*** Begin section ***

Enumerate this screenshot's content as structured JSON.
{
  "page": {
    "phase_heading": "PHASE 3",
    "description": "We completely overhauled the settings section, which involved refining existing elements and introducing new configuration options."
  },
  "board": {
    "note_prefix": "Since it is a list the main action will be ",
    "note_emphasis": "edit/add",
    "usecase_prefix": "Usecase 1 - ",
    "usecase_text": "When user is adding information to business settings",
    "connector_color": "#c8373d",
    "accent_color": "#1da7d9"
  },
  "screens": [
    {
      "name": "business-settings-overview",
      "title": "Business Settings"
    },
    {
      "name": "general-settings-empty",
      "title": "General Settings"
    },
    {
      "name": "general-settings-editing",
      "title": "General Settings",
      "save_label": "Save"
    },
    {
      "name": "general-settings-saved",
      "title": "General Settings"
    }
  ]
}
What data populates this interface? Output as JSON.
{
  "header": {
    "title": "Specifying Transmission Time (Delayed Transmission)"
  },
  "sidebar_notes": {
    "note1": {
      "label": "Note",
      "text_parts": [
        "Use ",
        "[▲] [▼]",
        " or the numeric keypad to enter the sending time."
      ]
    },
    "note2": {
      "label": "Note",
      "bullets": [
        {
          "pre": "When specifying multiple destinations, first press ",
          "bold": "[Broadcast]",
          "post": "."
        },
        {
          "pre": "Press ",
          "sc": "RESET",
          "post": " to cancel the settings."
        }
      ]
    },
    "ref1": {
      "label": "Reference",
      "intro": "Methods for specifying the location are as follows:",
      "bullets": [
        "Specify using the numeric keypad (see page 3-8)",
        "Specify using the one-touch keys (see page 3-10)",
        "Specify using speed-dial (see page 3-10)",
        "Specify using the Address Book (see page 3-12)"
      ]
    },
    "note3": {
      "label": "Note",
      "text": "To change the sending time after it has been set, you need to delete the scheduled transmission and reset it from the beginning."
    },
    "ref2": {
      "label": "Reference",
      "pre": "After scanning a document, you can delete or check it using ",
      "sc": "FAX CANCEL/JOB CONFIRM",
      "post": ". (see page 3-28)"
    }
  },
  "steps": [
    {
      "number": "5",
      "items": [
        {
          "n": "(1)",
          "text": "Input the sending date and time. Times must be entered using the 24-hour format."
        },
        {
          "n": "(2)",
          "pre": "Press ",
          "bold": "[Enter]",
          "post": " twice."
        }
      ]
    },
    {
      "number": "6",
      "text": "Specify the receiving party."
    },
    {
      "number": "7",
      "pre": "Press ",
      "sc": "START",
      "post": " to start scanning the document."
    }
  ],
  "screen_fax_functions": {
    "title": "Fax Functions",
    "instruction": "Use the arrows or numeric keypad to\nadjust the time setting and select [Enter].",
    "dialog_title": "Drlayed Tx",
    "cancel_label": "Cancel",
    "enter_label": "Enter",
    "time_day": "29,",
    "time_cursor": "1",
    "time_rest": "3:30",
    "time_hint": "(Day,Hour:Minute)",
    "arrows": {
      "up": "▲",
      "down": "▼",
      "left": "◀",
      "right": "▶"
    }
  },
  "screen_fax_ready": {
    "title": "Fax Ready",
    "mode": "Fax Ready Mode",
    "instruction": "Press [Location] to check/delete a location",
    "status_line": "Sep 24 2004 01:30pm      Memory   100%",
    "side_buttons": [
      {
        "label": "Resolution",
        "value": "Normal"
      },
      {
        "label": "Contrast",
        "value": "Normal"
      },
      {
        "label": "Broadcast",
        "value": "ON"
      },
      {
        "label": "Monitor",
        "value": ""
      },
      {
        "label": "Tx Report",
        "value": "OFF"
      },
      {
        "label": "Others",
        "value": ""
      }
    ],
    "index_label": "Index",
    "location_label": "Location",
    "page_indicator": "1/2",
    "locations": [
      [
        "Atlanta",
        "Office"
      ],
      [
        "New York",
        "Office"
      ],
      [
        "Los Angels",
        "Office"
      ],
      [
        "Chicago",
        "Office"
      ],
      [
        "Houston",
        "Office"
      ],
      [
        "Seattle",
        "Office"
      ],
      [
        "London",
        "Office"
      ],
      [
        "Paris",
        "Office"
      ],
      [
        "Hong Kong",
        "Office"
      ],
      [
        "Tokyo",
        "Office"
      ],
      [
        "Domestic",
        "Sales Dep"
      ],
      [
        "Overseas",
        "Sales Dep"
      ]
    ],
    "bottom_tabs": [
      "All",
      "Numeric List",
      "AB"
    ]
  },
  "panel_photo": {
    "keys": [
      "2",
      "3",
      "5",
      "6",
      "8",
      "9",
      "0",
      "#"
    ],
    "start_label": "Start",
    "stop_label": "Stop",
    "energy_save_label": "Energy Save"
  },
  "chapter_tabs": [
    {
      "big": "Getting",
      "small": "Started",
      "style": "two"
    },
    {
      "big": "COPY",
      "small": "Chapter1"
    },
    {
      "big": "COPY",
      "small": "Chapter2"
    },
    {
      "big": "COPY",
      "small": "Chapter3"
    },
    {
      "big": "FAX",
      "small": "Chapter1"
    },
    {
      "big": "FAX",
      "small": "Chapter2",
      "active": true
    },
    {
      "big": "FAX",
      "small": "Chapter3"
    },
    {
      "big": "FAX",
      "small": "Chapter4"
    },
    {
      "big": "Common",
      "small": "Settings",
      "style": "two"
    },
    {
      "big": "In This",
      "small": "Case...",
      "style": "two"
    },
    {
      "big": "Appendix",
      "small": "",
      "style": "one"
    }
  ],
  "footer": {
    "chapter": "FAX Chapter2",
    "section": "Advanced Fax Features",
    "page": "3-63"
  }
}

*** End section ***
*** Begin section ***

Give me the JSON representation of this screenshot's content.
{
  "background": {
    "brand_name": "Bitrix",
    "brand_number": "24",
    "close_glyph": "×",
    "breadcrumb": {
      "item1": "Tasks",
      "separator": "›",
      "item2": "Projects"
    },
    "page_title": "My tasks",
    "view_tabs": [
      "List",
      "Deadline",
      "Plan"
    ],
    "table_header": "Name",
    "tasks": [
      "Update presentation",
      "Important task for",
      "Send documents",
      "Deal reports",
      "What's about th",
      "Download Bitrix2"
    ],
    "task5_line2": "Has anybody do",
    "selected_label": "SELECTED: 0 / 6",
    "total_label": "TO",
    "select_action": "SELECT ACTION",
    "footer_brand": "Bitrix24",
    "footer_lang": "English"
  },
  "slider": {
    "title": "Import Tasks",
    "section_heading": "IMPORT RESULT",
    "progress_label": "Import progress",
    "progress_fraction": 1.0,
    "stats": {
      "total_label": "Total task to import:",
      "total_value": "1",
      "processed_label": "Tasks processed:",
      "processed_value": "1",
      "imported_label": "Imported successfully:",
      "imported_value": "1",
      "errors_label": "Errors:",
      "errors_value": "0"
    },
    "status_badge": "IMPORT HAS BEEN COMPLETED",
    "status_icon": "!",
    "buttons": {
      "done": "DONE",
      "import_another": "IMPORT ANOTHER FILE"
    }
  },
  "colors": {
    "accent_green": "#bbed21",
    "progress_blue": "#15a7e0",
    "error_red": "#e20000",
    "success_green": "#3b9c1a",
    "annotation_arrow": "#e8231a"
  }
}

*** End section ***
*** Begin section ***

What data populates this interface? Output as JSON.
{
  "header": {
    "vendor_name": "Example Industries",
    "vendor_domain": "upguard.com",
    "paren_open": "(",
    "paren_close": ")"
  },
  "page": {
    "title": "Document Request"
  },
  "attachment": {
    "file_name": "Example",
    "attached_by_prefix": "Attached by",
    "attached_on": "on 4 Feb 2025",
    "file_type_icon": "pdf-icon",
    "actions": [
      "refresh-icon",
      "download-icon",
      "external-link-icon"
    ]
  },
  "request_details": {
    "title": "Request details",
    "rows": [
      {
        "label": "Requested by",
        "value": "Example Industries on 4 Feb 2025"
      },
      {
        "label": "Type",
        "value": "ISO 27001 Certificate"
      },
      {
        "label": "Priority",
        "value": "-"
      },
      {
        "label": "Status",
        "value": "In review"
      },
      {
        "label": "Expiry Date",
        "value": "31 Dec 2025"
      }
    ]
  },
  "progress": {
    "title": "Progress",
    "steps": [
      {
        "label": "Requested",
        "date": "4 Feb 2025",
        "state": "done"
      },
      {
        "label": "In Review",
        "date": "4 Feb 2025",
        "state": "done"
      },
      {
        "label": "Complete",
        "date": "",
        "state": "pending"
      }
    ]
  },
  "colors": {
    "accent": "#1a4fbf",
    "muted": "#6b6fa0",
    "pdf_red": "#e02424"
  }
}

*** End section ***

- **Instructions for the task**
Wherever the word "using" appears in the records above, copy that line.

- **Response to this task**
        "Specify using the numeric keypad (see page 3-8)",
        "Specify using the one-touch keys (see page 3-10)",
        "Specify using speed-dial (see page 3-10)",
        "Specify using the Address Book (see page 3-12)"
      "pre": "After scanning a document, you can delete or check it using ",
          "text": "Input the sending date and time. Times must be entered using the 24-hour format."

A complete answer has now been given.